AN ELDERLY couple are unable to harvest rainwater on their own property after it was declared a bat habitat.
Ian and Rosemary Bender from Inverell are the latest victims of an unprecedented bat plague around the town, which has impacted on businesses, destroyed hundreds of historic trees and sparked howls of protest from residents and local leaders.
The 100,000-strong bat colony that has held the town hostage since June is slowly thinning out but its effects are still being felt at “bat ground zero”, on the western fringe of Inverell.
The Benders, who are not connected to town water, have been forced to truck water in at $200 a load because the bat droppings on their roof could potentially end up in their rainwater tank.
Mr Bender, 82, said he had spent more than four decades running a farm in Mungundi – much of it during drought – and had never had to buy water before.
“Back on the farm, we would have known exactly what to do about the bats – keep shooting until they went,” Mr Bender said.

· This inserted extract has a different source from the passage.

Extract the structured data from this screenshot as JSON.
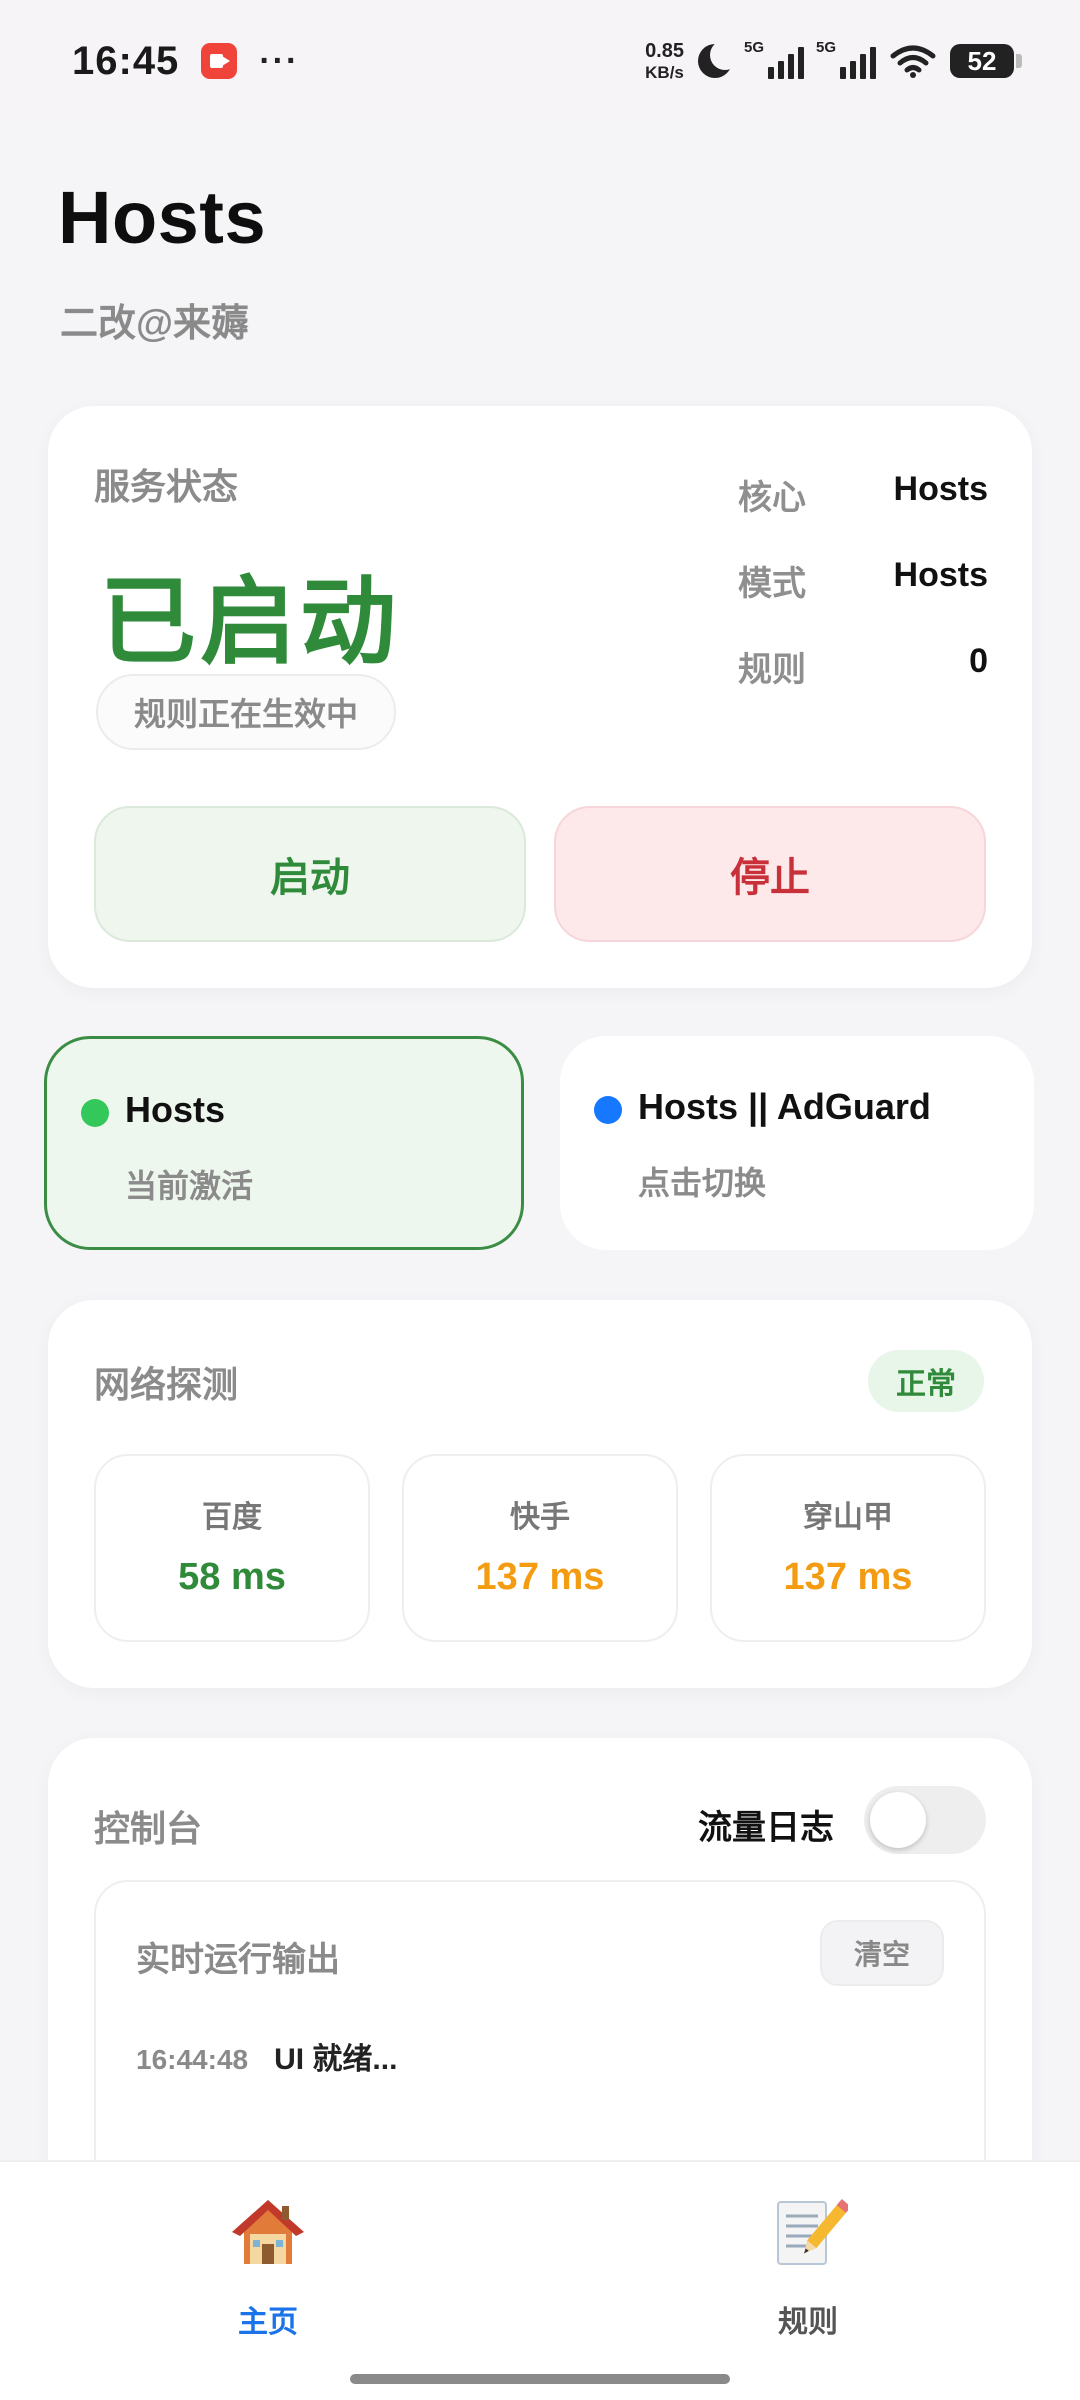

“We are very, very annoyed about the situation and frankly can’t see the sense in it.
“The bats have so many rights now that I would be fined thousands of dollars if I was to even try and clean up my property.”

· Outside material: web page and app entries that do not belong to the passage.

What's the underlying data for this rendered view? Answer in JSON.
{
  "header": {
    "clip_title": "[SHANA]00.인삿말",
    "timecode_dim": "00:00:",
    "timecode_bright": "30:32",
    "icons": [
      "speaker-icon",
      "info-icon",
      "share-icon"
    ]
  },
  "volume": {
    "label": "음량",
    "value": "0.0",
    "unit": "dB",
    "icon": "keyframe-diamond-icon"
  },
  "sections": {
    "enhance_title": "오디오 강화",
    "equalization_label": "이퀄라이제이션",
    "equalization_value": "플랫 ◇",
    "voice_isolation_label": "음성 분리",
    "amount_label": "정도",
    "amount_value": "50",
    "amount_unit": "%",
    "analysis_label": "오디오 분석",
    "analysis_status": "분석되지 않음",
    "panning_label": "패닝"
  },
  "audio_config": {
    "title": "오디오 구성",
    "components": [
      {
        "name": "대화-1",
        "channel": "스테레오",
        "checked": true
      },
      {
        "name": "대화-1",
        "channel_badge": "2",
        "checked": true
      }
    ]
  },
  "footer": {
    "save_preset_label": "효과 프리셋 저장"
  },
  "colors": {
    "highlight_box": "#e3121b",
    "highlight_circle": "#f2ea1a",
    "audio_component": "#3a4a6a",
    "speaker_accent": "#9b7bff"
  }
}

He said the devastation the bats had caused trees in the area looked “no different to artillery shelling”.
“It’s like a scene from a treed area that was shelled in the Great War,” Mr Bender said.

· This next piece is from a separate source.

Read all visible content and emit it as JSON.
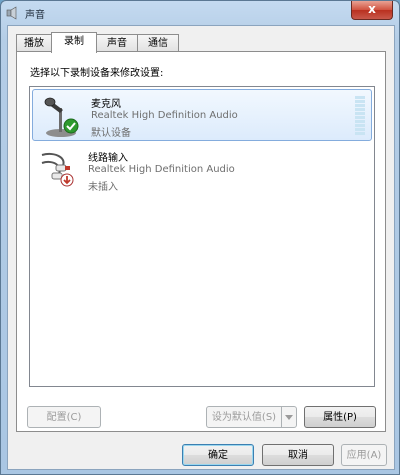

The Benders’ plight was raised with representatives from the Office of Environment and Heritage at an Inverell council meeting last week.
It comes as the owners of the historic Blair Athol property, which borders the Benders’ property, face a massive clean-up bill after the bat plague.